Special Report: At the end of Campaign 1968, as Richard Nixon feared his narrow lead could disappear if progress were made on Vietnam peace, a U.S. correspondent in Saigon got wind of a cabal between Nixon and South Vietnamese leaders to block peace talks and secure his victory. History was at a crossroads, writes Robert Parry.
Exclusive: Wisconsin Gov. Scott Walker, the new rock-star of the Republican Right, rode a wave of corporate money and anti-union sentiment to a recall victory. But his win could wake up progressives to the need for more media outreach to educate citizens on the dangers of unchecked corporate power, writes Robert Parry.
A former top Iranian negotiator says Iran offered the West a deal in 2005 that would have eliminated the possibility of Iran developing a nuclear bomb, but the plan was blocked by hardliners in George W. Bush’s administration who rejected any right of Iran to process uranium, Gareth Porter reports for Inter Press Service.
The Affordable Care Act faces a key hurdle from the U.S. Supreme Court this month and — if it survives — more attacks from Republicans this fall, with Mitt Romney promising to kill the new law if he’s elected. Yet, despite the reform’s shortcomings, its rejection could mean suffering for millions, says Don Monkerud.
Exclusive: Neocons, including the Washington Post’s editors, keep playing games with the facts regarding Iran’s nuclear program. The plan apparently is to guide the United States into a military confrontation whether President Obama and the American people want one or not, a dilemma addressed by ex-CIA analyst Ray McGovern.

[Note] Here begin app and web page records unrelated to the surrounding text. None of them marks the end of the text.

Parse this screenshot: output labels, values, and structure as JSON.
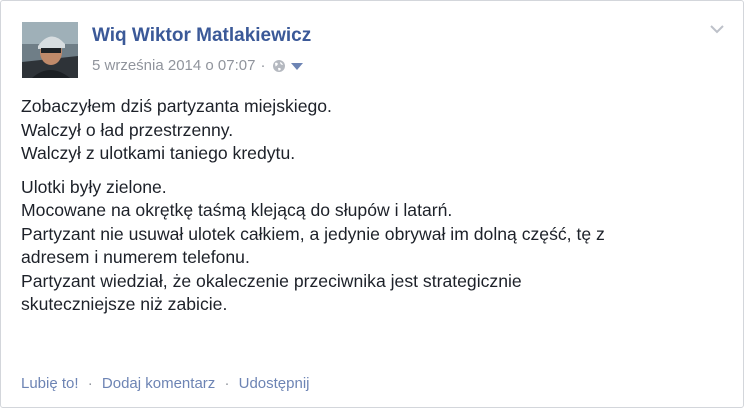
{
  "post": {
    "author": "Wiq Wiktor Matlakiewicz",
    "timestamp": "5 września 2014 o 07:07",
    "separator": "·",
    "audience_icon": "globe-icon",
    "menu_icon": "chevron-down-icon",
    "paragraphs": [
      {
        "lines": [
          "Zobaczyłem dziś partyzanta miejskiego.",
          "Walczył o ład przestrzenny.",
          "Walczył z ulotkami taniego kredytu."
        ]
      },
      {
        "lines": [
          "Ulotki były zielone.",
          "Mocowane na okrętkę taśmą klejącą do słupów i latarń.",
          "Partyzant nie usuwał ulotek całkiem, a jedynie obrywał im dolną część, tę z",
          "adresem i numerem telefonu.",
          "Partyzant wiedział, że okaleczenie przeciwnika jest strategicznie",
          "skuteczniejsze niż zabicie."
        ]
      }
    ]
  },
  "actions": {
    "like": "Lubię to!",
    "comment": "Dodaj komentarz",
    "share": "Udostępnij",
    "separator": "·"
  },
  "colors": {
    "link": "#3b5998",
    "action_link": "#6d84b4",
    "meta": "#90949c",
    "text": "#1d2129",
    "border": "#d3d6db"
  }
}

Exclusive: The hot new thing in U.S. journalism is to trace the failures of Barack Obama’s presidency to his supposed personality flaws, thus explaining why the unemployment problem has not been solved and why the Democrats are in such a political fix. But this “analysis” is silly, writes Robert Parry.
One of Washington’s thriving industries is the business of destroying political opponents (sometimes called “oppo”) while making allies look good (under the rubric of “perception management”). These techniques (and the flood of money) are changing U.S. politics, says Danny Schechter.
President Obama has taken personal command over lethal drone strikes against alleged al-Qaeda operatives in Yemen and other countries. To some, this is an inappropriate use of presidential power. But ex-CIA analyst Paul R. Pillar sees some benefit in Obama accepting direct responsibility.
The United States, in collaboration with Israel, has undertaken an unprecedented cyber-warfare attack on Iran’s nuclear program, opening the door to a new dimension for international conflict and complicating negotiations with Iran, say Flynt Leverett and Hillary Mann Leverett at www.RaceForIran.com.
Billionaires, who are in the process of buying elections across the United States, want to carry out these “investments” in secret. They bristle at demands for disclosure and say listing their names and business interests may open them to public criticism, Bill Moyers and Michael Winship report.